• [Brief] Beneath this task are records; count the lines among them that contain the word "Luxury" and answer with the number only.

Dataset rows describing interfaces

____

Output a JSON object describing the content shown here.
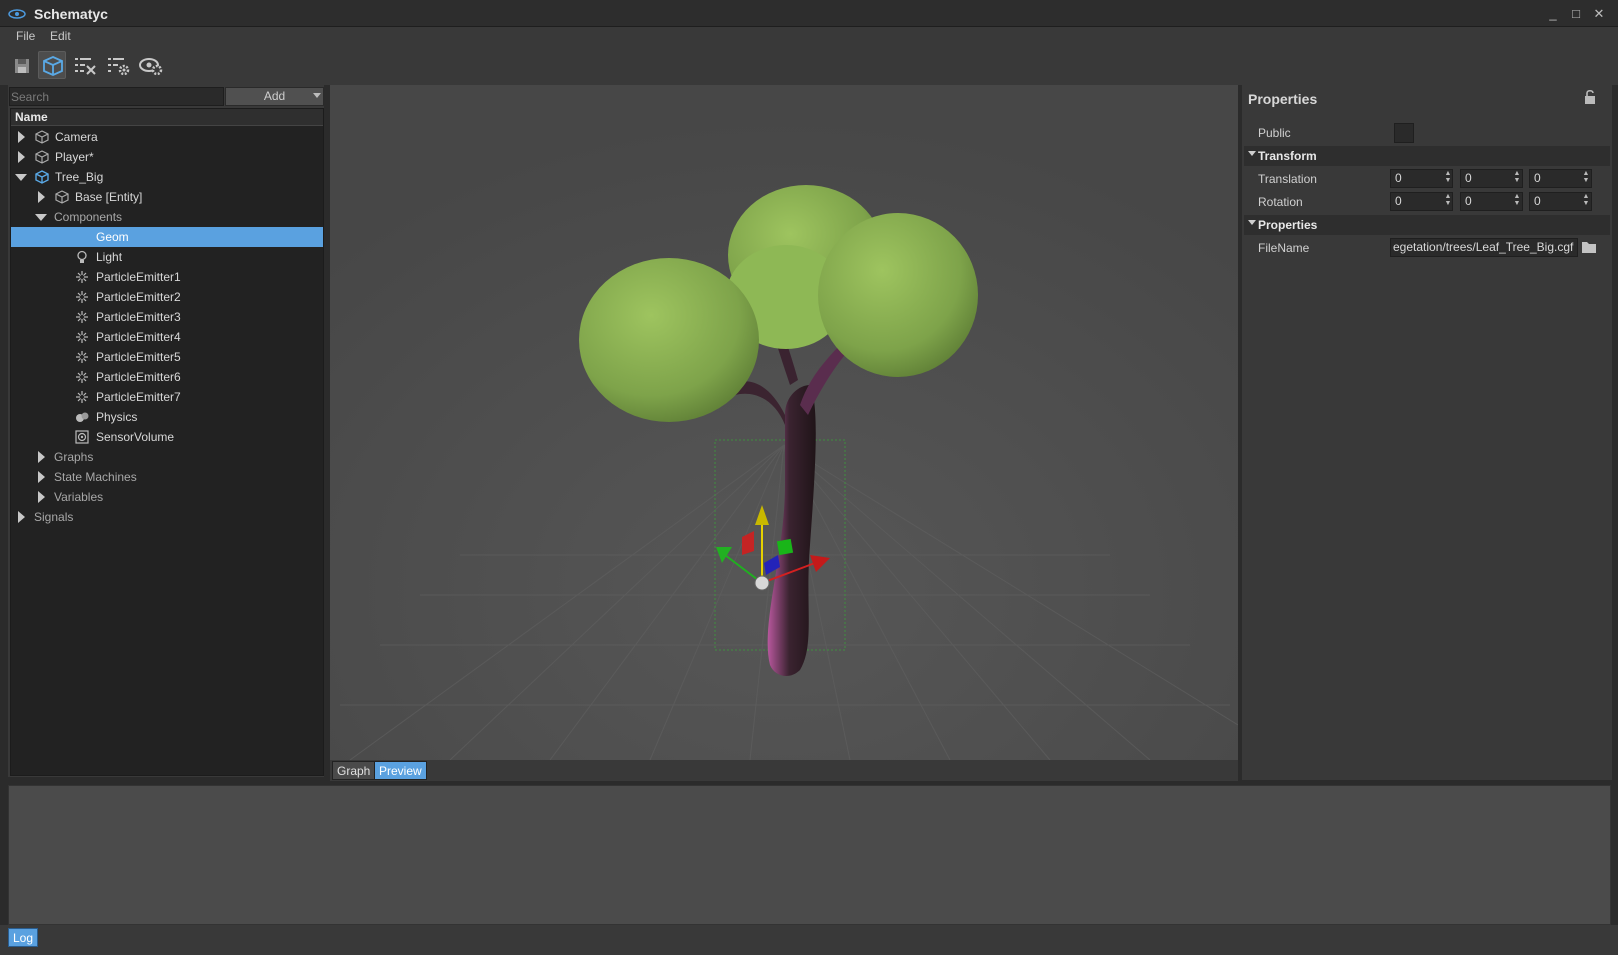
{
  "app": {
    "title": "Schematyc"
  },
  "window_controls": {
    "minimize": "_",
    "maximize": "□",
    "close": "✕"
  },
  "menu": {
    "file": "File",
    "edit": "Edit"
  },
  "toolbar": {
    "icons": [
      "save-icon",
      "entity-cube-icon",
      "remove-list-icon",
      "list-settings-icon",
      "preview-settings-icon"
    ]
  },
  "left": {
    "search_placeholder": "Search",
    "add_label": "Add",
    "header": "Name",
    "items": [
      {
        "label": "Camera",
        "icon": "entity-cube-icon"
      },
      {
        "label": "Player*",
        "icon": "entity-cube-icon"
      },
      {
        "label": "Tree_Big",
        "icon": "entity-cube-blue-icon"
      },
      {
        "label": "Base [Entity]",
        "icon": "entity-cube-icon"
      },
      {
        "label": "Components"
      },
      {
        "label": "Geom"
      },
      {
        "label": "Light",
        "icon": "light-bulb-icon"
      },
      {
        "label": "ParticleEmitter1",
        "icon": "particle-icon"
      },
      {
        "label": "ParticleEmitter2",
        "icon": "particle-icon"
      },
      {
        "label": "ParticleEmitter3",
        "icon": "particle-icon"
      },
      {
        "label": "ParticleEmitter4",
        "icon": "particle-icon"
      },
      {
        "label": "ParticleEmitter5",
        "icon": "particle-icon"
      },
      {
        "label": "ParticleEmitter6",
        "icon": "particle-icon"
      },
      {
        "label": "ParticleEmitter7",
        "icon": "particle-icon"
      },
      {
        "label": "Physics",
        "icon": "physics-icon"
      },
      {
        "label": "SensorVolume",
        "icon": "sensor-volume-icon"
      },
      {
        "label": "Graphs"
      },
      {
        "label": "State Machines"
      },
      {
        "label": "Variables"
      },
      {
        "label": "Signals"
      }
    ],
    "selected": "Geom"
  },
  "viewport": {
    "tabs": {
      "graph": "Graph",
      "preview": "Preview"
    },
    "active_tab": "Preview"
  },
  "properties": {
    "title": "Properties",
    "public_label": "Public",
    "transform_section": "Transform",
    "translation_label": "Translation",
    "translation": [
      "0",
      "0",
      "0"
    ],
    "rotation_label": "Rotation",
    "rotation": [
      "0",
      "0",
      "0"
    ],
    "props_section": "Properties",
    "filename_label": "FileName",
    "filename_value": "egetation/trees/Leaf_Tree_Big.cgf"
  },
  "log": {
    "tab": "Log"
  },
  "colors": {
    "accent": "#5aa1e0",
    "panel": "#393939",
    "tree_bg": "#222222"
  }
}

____

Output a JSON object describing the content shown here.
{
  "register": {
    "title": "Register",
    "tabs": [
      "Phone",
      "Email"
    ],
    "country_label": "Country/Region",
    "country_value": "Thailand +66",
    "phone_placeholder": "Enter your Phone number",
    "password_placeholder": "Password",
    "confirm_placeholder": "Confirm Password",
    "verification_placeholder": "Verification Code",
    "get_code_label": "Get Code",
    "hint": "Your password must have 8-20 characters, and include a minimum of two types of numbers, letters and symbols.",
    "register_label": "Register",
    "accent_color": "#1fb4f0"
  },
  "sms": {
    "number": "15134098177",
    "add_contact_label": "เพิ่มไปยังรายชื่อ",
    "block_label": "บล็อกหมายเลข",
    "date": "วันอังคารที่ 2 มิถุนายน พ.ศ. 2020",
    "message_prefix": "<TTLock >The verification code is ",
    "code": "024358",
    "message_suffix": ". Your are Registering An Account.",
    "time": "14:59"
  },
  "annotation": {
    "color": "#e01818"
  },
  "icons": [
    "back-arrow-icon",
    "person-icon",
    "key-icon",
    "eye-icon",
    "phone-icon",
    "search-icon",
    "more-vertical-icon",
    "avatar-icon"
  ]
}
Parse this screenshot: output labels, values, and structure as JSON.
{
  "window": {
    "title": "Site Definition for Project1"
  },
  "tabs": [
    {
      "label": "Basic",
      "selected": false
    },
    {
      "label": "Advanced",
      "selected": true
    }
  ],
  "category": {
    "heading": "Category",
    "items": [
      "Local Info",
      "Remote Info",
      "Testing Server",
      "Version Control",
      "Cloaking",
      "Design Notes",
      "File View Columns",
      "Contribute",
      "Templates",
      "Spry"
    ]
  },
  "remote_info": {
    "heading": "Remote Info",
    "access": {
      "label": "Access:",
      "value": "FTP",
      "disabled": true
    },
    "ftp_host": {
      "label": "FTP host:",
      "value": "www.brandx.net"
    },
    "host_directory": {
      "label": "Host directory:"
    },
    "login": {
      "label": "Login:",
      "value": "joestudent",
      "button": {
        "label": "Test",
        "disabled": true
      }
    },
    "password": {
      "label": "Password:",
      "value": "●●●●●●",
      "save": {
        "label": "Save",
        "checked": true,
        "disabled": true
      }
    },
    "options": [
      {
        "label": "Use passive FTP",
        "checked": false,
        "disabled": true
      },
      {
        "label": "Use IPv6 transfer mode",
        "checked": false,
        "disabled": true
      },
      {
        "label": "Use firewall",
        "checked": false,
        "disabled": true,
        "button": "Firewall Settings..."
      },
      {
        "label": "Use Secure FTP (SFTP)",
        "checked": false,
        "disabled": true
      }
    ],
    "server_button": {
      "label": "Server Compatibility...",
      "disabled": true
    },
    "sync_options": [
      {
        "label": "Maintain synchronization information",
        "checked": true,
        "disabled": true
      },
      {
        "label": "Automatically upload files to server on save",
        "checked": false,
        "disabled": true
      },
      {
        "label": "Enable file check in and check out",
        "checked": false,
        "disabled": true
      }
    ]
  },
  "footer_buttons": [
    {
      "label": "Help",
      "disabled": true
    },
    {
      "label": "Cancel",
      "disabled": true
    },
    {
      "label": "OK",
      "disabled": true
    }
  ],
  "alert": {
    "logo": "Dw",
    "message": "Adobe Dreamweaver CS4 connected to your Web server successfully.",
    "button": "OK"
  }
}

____

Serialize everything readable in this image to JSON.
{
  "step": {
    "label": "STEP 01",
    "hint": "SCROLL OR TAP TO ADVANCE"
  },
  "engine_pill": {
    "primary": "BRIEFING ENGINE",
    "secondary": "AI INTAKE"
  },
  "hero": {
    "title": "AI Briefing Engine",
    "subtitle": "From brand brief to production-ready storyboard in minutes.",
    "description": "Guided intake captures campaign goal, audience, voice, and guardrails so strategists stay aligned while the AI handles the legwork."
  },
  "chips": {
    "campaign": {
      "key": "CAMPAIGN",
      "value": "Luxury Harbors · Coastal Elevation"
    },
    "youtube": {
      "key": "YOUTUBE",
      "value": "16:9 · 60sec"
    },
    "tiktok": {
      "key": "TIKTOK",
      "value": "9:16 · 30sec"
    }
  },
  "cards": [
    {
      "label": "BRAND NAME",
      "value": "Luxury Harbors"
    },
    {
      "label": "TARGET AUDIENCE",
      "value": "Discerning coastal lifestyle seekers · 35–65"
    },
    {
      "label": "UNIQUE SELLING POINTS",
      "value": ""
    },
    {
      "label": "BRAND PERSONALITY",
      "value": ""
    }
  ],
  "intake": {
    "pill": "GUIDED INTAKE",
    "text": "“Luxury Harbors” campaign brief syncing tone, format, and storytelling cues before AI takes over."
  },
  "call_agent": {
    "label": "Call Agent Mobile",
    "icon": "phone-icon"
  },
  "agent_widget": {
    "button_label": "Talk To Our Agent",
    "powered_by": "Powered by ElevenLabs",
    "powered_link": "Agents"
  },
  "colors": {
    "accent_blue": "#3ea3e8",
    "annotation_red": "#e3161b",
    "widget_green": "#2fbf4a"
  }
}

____

• [Task answer] 3